Presidential race starts in Iowa at Republican Freedom Summit

The 2016 presidential race may have officially begun on Saturday as 1,500 Republicans flocked to Hoyt Sherman Place in Des Moines for the Iowa Freedom Summit. The Summit, put on by Citizens United and Congressman Steve King, hosted around 10 potential 2016 candidates and lasted around nine hours.

Among the list of speakers were some Republican politicians who have visited Iowa frequently recently including Texas Sen. Ted Cruz, New Jersey Gov. Chris Christie, former Texas Gov. Rick Perry, former Alaska Gov. Sarah Palin and former Arkansas Gov. Mike Huckabee. Each had been in the state to help out 2014 candidates like Sen.Joni Ernst and Gov. Branstad.
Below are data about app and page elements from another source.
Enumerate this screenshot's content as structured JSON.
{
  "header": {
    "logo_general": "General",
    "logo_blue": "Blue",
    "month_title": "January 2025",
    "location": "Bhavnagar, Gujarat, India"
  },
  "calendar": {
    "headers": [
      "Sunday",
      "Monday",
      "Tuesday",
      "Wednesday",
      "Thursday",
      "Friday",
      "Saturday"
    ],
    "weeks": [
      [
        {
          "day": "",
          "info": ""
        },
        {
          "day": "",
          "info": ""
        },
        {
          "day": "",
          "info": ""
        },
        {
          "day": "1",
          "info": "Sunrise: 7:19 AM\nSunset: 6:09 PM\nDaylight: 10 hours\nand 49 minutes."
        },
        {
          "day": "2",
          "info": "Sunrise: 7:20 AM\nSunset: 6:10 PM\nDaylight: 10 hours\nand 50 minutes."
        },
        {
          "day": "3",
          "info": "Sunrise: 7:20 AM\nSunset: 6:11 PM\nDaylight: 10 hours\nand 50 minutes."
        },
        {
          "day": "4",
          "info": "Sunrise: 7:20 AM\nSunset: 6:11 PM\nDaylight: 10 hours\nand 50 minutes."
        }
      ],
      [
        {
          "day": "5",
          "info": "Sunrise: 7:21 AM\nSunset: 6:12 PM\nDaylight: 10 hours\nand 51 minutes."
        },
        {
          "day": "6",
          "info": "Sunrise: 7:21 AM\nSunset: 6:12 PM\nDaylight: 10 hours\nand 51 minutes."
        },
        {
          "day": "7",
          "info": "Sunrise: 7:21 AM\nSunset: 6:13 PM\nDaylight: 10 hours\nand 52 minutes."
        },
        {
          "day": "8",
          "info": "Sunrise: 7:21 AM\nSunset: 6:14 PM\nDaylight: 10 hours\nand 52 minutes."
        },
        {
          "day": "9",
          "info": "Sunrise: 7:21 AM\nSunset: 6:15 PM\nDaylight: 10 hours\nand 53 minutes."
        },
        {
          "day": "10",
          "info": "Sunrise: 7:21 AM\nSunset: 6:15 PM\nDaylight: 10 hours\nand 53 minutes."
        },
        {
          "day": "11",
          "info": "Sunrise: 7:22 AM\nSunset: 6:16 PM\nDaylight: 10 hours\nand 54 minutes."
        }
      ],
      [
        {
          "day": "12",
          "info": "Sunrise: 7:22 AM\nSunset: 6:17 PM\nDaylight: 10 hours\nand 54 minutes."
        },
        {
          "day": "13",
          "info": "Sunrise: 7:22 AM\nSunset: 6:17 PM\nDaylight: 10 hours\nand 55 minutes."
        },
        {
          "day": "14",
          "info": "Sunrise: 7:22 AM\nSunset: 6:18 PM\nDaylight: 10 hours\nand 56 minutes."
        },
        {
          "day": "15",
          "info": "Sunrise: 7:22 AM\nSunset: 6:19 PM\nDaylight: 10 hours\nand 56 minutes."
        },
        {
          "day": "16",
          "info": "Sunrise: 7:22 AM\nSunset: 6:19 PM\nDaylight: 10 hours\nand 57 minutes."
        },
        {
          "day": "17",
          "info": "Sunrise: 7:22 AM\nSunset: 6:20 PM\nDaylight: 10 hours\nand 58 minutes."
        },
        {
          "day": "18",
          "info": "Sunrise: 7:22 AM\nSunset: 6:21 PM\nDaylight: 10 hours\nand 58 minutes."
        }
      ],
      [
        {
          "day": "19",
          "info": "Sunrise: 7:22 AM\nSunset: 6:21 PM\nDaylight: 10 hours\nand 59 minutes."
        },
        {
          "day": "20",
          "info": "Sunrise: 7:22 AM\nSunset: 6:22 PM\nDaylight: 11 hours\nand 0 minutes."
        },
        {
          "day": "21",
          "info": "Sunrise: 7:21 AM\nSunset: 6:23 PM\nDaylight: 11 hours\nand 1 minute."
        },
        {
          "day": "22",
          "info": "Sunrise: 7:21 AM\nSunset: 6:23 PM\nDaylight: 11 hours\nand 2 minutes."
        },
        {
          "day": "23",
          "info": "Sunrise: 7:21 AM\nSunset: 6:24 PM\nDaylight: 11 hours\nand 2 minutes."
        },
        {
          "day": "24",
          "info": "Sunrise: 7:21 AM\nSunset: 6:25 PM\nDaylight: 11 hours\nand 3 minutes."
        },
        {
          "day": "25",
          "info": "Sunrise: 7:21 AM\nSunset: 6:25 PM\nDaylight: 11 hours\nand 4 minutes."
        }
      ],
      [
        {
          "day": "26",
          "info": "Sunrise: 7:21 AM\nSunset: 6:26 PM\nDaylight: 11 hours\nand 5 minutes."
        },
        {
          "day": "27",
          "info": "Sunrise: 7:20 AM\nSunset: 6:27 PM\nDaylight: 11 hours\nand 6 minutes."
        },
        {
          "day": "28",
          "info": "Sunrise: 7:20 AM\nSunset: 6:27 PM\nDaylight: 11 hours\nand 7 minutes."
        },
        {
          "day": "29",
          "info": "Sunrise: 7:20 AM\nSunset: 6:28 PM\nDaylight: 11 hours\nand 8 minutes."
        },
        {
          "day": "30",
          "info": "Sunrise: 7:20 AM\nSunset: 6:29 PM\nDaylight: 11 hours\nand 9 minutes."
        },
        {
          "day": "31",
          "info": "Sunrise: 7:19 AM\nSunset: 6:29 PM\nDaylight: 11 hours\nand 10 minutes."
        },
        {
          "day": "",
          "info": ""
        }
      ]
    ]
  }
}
There were also some fresh faces at Saturday’s event. Wisconsin Gov. Scott Walker made his first trip to Iowa since being considered a serious candidate for the White House in 2016. Carly Fiorina, former U.S. Senate candidate and former Hewlett-Packard CEO, also spoke at the event. This was her first time addressing a large crowd of Iowa Republicans and she impressed many of them. Dr. Ben Carson, who has a decent following in Iowa, also spoke at the Summit. Dr. Carson has been viewed as a candidate for quite some time.

“The freedom summit is important because it gathers together in the same place the more conservative elements of the Republican Party,” Kedron Bardwell, chair of the political science department at Simpson College, said. “At the end of the day, after everyone has made their speeches you’re going to have reactions by Iowa conservatives, leaders within the party and then some media folk about who performed best and which messages resonated the most.”
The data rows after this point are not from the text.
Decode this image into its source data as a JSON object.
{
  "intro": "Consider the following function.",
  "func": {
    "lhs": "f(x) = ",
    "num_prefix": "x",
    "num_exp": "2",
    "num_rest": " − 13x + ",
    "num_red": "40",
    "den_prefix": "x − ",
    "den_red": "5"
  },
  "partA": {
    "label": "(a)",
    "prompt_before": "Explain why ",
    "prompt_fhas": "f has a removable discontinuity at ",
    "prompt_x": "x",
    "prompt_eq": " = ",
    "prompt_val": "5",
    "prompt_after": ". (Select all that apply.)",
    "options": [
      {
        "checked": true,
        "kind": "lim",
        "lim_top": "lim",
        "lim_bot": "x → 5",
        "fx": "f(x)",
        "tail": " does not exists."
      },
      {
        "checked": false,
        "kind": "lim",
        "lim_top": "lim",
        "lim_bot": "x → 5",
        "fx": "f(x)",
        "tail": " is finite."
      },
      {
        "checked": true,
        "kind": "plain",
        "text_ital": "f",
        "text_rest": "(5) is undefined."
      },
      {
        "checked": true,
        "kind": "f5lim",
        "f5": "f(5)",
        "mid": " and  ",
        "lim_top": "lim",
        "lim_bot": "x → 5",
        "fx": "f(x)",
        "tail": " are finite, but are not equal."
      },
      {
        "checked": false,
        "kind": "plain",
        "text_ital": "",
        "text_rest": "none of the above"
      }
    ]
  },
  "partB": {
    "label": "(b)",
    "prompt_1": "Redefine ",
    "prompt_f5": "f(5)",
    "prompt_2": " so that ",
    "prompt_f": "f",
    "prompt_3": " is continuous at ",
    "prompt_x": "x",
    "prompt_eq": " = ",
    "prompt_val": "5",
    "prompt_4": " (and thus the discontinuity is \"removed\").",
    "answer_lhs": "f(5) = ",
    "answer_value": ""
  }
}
It may be hard to choose a real winner from the long lineup of speakers but Gov. Walker, Mrs. Fiorina, and Dr. Carson created the most buzz. Amy Frakes, senior at Simpson who attended the event on Saturday said, “I was most impressed by Ben Carson, not because he necessarily impressed me the most but because he exceeded the expectations I had for him.”

For many of the speakers this was their first time visiting Iowa, but don’t think you won’t see any of them again. Iowa holds the first-in-the-nation caucuses.

“I think this event highlighted the importance Iowa has in the presidential race,” Frakes said. “Many states are lucky just to have a few candidates stop by, but we have the entire presidential pool traveling all over our great state.”

Bardwell said he knows Gov. Branstad plans to host an agricultural focused summit and Bob Vander Plaats and his Christian conservative groups will host a summit as well.

“They’ll joke that Iowa doesn’t pick winners, but Iowa winnows the field,” Bardwell said. “There will be several of these (summits) by different organizations in the coming weeks and months. As those proceed you’ll get a better sense of what three or four candidates are appealing the most to the conservative base of the party.”

Each speaker hit on different topics that are popular in the U.S. right now. Sen. Cruz spoke the most about immigration and his efforts to reel in the President on his executive actions. Gov. Walker told the crowd about his recall fight in Wisconsin & his efforts to make the state a better one for his kids than what he had. Fiorina took a shot at former Secretary of State Hillary Clinton, the assumed 2016 Democrat nominee, by saying Fiorina had actually accomplished something though they have both flown hundreds of thousands of miles around the globe.

“Mrs. Clinton, flying is an activity, not an accomplishment,” she said.

Other areas of discussion were the threat of terrorists and ISIS, repealing Obamacare, cutting spending, and cutting taxes to help the middle class and small businesses.

Two potential candidates missing from the Iowa Freedom Summit were former Florida Gov. Jeb Bush and former presidential candidate Gov. Mitt Romney.

Bush has already announced that he is actively “taking a look at running” but hasn’t announced one way or another. Romney hasn’t announced either but has been talking to donors and supporters around the country. In their absence, many speakers bashed them to the crowd of Tea Party and Constitutional Republicans calling them too moderate or failures.

“I think it’s really too early to tell who the front runners are because name recognition for a lot of these candidates is so low that people don’t have enough information to rate them other than just knowing they’ve heard of them,” Bardwell said. “What these forums will do is get their name out in the public arena and people will learn more about their actual positions and they can make a judgment or not if that candidate fits their ideology.”